╭─ Entries shown

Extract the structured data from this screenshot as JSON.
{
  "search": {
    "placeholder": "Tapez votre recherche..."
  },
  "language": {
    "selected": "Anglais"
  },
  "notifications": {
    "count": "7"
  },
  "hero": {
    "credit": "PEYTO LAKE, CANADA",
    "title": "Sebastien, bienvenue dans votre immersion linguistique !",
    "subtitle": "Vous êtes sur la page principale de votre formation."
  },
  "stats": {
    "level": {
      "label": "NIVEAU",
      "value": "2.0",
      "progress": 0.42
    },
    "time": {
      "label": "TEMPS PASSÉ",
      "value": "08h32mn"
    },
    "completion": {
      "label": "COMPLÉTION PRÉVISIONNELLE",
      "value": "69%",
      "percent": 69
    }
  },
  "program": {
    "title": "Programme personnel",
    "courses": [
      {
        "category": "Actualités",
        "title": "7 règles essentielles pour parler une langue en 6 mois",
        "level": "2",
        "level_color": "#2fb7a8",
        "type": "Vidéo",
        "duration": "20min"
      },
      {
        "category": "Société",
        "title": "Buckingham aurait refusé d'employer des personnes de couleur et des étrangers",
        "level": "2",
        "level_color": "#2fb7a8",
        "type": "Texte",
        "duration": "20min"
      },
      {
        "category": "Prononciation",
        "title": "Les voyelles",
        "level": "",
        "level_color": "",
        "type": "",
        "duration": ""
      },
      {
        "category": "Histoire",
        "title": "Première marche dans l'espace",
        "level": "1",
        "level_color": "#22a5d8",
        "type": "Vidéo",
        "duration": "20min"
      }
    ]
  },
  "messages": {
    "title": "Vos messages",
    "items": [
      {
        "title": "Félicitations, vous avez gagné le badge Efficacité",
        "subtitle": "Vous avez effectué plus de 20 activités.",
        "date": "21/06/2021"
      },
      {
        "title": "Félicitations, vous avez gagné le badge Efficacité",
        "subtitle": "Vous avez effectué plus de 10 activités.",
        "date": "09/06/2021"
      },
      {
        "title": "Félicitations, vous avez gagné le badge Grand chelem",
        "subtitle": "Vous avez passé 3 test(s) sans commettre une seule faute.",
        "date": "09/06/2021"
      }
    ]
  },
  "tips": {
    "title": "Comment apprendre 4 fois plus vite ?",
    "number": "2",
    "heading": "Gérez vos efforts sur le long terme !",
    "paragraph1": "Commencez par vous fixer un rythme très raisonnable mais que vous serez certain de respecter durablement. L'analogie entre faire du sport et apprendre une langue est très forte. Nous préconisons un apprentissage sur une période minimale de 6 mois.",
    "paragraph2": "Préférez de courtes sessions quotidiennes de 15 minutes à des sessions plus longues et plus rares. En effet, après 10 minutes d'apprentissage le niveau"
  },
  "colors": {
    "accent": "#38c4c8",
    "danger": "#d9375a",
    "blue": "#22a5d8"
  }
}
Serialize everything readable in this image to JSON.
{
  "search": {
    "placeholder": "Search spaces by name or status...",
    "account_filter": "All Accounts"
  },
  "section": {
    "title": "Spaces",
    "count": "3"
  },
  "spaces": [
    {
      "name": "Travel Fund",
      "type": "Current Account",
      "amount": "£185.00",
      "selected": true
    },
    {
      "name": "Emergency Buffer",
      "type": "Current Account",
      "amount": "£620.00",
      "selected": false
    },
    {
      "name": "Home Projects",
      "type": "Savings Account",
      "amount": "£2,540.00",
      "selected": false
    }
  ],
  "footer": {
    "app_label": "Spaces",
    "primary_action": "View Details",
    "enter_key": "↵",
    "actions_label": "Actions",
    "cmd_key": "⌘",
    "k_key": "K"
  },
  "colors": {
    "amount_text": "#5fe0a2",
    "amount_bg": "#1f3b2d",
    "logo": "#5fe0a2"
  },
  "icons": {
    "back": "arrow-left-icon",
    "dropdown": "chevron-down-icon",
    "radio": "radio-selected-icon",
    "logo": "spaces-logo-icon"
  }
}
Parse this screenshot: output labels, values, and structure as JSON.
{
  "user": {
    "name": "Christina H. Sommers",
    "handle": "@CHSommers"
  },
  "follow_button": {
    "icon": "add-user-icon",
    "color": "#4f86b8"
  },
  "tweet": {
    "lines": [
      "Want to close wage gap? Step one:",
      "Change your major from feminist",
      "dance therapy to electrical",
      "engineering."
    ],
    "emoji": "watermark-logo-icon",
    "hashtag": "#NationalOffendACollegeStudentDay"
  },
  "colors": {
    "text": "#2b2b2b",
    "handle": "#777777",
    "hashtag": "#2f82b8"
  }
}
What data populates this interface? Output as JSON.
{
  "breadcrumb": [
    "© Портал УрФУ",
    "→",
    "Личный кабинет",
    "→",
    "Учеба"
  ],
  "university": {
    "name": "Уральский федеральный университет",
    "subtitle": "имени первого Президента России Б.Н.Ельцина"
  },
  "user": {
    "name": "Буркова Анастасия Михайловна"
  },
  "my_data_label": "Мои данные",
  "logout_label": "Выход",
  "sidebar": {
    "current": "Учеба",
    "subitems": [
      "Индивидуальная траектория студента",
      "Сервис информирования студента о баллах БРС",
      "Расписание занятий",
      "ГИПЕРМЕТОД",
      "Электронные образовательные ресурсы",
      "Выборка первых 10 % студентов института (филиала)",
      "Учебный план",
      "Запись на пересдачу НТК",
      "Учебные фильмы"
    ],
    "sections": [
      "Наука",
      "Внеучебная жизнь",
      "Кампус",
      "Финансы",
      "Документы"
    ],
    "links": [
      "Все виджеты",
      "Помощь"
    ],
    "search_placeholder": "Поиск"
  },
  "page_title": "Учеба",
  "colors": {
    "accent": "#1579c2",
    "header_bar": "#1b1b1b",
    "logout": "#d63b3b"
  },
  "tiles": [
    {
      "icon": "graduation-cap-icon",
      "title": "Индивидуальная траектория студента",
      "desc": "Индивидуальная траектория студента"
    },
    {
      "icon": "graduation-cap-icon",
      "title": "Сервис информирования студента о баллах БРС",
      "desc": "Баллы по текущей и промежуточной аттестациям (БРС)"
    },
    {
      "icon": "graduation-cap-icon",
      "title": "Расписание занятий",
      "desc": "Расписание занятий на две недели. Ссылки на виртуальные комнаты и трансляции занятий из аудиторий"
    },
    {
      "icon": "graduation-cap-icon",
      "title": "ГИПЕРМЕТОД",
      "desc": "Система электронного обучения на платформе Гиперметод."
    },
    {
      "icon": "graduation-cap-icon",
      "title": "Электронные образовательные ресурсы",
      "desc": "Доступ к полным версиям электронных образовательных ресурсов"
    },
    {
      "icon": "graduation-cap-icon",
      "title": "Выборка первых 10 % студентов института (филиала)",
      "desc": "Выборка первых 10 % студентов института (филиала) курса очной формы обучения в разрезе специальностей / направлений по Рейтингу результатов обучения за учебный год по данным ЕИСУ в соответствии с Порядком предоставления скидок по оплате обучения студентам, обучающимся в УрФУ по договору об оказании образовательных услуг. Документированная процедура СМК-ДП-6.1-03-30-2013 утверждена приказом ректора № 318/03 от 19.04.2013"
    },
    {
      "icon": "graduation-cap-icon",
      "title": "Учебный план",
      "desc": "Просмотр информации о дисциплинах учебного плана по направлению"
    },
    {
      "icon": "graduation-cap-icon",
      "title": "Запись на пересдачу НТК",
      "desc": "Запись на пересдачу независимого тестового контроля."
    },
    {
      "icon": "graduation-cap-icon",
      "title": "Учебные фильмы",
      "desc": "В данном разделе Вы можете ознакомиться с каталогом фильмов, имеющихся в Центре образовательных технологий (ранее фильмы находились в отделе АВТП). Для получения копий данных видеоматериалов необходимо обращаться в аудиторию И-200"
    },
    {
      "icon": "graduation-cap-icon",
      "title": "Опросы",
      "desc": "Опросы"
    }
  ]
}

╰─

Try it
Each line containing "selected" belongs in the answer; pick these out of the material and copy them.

Answer for this exercise
    "selected": "Anglais"
      "selected": true
      "selected": false
      "selected": false
    "radio": "radio-selected-icon",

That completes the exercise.